The reason may be because you have a male plant. Male holly plants never produce berries. Holly plants are either male or female. The botanical term for this is dioecious.


If a male plant is selected, it will produce male flowers and pollen but never set fruit.


One way to know that you’ve selected a female holly is by purchasing a plant with berries. However, you still will need a male plant nearby or no berries will be produced.


Generally one male plant is adequate to insure pollination and good fruit sets of berries on all female plants in a landscape. Your next-door neighbor may have a male holly plant that would serve as a pollinator for your hollies.


Pollen produced by male flowers is transported by bees from distances up 2 miles. And because we are blessed with a number of native hollies in North Florida, chances are good that there will be a male holly within the appropriate distance in the wild to take care of the pollination.


Most dwarf holly cultivars don’t produce fruit as they are propagated by cuttings from male plants.


The holly genus (Ilex) offers a terrific variety of plants from which to choose. Some horticulturists estimate that there are about 700 species worldwide. And there are a great number of cultivated varieties.


A variety of traits


Not all hollies have spiny leaves. For example, many of the Japanese hollies (Ilex crenata) have spineless leaves. There are hollies that grow tall, eventually making a tree. There are dwarf hollies that grow only 3 to 5 feet in height. There are hollies with variegated leaves.
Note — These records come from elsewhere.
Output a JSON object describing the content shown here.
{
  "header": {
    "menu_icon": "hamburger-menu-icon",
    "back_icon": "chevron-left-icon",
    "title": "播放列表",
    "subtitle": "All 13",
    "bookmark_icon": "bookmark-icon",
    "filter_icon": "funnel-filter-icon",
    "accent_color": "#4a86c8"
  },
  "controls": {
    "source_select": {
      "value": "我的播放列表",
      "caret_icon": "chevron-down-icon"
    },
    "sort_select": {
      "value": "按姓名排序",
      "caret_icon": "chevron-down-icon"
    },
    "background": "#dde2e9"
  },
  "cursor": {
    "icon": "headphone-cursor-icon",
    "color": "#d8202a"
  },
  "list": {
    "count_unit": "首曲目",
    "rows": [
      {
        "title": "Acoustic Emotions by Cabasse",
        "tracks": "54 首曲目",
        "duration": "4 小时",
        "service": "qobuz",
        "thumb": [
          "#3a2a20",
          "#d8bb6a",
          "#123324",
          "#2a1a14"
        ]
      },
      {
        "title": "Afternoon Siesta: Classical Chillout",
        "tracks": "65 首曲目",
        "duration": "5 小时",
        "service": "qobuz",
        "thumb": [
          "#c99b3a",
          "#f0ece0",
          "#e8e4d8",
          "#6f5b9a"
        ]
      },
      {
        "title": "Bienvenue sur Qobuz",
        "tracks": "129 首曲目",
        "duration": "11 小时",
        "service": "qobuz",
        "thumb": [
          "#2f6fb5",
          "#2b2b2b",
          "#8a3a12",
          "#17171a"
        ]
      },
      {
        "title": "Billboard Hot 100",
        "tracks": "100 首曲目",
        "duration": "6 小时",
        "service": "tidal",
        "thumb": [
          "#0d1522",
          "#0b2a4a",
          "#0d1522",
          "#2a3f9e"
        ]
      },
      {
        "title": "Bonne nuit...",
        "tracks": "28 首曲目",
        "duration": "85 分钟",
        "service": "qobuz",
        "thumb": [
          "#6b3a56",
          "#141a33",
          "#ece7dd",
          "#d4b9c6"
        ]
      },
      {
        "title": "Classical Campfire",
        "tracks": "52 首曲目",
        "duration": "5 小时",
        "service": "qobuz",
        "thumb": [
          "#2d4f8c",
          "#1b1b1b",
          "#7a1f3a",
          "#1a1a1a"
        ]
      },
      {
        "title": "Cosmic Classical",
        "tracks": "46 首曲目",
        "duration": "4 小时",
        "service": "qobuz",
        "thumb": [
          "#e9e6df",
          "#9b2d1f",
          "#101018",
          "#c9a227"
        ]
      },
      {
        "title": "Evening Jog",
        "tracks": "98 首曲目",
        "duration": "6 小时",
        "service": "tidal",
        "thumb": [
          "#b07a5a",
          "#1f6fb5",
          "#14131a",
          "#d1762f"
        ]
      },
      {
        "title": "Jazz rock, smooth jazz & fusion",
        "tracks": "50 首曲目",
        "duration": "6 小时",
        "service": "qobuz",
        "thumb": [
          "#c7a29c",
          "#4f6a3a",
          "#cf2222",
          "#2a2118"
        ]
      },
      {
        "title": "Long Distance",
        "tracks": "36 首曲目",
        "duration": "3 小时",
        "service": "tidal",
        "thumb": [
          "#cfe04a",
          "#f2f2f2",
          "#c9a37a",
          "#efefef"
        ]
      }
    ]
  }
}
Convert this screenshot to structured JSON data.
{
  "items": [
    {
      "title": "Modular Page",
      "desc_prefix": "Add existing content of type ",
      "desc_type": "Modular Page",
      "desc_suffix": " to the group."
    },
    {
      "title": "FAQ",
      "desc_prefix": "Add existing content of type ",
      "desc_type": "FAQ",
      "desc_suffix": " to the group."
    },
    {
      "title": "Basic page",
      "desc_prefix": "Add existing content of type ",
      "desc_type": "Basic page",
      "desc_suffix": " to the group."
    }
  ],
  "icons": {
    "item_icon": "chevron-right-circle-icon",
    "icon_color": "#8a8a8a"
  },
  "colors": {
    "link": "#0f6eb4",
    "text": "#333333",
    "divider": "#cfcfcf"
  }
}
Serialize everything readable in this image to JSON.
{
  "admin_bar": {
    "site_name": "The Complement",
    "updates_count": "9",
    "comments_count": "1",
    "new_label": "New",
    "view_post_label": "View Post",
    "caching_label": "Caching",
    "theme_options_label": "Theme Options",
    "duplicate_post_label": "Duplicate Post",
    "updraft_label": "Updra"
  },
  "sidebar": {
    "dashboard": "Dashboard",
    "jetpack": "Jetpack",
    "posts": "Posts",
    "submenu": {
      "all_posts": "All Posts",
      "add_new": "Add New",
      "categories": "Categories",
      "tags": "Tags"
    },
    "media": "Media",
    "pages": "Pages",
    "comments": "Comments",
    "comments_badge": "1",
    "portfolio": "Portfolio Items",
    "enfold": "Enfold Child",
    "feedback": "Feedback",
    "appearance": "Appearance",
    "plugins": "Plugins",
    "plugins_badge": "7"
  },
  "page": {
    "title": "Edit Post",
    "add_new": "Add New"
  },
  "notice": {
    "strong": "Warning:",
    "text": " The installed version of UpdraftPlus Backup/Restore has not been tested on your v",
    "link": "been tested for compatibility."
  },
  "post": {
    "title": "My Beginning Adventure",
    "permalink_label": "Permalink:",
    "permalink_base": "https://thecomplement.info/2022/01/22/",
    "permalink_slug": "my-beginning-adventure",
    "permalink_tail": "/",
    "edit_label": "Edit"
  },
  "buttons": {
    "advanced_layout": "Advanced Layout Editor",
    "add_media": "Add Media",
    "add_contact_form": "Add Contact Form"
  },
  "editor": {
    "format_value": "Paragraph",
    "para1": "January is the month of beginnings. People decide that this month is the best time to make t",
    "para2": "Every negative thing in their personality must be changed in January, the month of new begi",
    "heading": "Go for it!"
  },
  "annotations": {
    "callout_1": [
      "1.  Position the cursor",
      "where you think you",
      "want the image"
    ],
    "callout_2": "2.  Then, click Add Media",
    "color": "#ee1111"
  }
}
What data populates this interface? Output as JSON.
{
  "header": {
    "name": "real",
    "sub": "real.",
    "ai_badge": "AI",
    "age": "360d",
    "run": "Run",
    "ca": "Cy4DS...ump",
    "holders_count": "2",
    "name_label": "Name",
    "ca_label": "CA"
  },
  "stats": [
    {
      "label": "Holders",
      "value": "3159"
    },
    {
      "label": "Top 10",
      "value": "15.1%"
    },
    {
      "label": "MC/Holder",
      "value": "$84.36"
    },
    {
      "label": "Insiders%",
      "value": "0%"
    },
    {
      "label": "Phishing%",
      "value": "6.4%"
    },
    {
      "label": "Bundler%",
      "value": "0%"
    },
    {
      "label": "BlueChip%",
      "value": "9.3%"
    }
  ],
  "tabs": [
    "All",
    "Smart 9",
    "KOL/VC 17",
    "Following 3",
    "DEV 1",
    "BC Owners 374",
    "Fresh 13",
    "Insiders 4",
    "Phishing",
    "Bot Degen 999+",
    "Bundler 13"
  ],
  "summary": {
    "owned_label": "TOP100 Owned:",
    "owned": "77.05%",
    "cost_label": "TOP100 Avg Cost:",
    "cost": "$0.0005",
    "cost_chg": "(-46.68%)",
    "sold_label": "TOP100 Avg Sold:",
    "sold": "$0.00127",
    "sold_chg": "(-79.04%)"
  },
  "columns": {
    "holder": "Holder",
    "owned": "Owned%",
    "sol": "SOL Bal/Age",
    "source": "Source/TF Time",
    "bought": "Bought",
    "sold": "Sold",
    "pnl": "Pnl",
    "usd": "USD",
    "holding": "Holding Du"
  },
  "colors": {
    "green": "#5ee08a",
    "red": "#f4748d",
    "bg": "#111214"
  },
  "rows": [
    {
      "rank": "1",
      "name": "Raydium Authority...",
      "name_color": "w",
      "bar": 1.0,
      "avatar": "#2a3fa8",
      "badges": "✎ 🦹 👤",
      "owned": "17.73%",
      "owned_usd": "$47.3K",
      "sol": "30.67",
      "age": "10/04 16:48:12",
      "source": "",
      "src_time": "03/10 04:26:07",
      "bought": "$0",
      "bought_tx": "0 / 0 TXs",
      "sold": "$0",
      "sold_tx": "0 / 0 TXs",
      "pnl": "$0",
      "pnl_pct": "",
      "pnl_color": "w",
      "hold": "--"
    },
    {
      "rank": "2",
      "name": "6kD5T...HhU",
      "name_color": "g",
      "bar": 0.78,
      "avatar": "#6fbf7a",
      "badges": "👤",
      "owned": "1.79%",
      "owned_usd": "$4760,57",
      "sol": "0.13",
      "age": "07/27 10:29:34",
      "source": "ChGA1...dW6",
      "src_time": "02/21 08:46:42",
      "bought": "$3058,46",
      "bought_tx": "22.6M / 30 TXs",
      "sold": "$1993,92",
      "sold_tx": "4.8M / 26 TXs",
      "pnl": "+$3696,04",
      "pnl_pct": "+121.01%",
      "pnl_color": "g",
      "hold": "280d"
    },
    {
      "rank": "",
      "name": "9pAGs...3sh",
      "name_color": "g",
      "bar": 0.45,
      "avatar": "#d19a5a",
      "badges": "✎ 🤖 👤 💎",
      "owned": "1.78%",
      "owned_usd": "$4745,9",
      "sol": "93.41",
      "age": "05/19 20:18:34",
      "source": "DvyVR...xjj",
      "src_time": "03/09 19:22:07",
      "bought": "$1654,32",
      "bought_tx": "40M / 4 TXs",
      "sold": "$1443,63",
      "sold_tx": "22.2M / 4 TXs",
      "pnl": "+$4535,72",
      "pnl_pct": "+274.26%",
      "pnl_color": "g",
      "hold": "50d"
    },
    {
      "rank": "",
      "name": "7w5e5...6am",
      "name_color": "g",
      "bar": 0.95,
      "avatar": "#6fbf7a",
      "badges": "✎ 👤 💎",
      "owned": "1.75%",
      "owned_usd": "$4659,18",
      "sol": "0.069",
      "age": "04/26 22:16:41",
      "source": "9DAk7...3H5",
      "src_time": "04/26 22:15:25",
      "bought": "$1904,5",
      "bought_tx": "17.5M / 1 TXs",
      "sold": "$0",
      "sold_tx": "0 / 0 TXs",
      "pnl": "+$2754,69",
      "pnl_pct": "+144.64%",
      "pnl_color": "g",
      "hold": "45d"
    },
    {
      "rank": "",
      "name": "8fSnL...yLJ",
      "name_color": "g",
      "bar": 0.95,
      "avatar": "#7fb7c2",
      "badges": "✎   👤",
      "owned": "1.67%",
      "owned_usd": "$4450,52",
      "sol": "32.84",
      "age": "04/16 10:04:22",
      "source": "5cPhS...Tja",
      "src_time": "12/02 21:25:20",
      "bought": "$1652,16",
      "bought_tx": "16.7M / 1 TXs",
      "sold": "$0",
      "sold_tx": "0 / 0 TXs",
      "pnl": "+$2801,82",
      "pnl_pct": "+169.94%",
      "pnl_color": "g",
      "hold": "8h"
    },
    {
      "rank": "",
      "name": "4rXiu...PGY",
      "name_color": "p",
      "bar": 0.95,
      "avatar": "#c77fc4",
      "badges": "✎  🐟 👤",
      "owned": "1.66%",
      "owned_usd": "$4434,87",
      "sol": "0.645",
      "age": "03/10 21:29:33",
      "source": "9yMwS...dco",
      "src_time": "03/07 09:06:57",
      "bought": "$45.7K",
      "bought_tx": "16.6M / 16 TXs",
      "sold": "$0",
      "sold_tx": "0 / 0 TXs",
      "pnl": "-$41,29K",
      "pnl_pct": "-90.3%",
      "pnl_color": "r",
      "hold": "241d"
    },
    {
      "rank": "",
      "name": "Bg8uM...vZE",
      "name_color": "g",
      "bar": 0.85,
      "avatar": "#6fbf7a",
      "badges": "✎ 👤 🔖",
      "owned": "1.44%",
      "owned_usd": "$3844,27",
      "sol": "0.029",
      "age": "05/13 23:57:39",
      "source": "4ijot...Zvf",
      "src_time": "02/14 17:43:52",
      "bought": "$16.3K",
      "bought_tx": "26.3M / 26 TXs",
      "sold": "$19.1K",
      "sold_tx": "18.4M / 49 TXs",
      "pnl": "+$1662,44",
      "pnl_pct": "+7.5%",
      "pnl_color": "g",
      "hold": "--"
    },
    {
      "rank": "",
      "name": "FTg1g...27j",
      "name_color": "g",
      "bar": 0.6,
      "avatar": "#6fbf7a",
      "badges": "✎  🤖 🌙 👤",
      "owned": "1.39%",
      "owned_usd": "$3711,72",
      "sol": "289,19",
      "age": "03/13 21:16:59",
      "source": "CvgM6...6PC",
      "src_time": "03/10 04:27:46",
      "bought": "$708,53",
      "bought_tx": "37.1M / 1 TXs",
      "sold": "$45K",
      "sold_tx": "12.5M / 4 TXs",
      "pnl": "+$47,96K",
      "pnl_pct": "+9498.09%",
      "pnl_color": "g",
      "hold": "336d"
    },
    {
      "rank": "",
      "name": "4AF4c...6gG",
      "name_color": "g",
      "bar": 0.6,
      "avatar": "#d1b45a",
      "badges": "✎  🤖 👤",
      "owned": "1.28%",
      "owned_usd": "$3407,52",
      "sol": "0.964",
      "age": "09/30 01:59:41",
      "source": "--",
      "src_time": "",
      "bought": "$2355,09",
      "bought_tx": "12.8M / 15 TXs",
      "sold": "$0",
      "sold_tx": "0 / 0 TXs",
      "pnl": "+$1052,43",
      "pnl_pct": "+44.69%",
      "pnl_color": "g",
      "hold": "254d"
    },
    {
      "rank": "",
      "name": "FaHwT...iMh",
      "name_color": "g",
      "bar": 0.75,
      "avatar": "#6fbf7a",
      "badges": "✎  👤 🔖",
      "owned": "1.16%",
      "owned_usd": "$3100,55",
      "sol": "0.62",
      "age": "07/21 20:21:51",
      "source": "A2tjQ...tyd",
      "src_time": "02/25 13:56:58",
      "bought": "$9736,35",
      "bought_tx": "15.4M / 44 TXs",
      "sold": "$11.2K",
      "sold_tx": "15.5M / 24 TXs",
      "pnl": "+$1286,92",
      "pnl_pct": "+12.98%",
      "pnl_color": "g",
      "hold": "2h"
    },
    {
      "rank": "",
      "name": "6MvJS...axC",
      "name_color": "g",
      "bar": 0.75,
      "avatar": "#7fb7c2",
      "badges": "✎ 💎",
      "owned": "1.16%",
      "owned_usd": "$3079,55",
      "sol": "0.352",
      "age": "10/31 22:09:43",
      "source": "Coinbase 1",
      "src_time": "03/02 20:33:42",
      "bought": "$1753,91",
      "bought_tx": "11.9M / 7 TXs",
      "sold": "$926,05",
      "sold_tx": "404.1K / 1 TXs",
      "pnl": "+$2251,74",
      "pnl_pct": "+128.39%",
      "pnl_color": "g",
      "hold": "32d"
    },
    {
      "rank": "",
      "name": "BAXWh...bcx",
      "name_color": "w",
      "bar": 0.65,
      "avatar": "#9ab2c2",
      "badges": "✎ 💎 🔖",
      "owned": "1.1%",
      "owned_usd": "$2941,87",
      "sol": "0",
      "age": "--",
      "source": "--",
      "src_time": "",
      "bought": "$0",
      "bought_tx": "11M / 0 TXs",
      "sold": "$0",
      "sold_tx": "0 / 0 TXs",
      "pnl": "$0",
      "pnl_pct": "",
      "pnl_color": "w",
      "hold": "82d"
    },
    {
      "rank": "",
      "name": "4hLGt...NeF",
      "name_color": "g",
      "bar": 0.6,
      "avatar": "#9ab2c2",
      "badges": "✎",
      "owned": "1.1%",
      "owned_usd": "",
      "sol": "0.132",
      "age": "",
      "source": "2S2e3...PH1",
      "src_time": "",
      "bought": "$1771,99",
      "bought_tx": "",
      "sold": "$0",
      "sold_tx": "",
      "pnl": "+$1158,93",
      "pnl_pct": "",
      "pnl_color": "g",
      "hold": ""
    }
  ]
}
And even though most hollies are evergreen, there are a few deciduous hollies that make nice additions to North Florida landscapes such as Ilex ambigua (Ambiguous Winterberry) and Ilex decidua (Possumhaw holly).


Some hollies produce bright red berries, but berry color varies from red, orange, yellow and even black or white. There are weeping forms available such as the weeping yaupon holly. There are also those that have a very narrow, upright growth habit.


For more information on this diverse and interesting group of plants, visit http://gardeningsolutions.ifas.ufl.edu/plants/trees-and-shrubs/shrubs/holly.html.


Larry Williams is an agent at the University of Florida's Institute of Food and Agricultural Sciences Extension office in Crestview.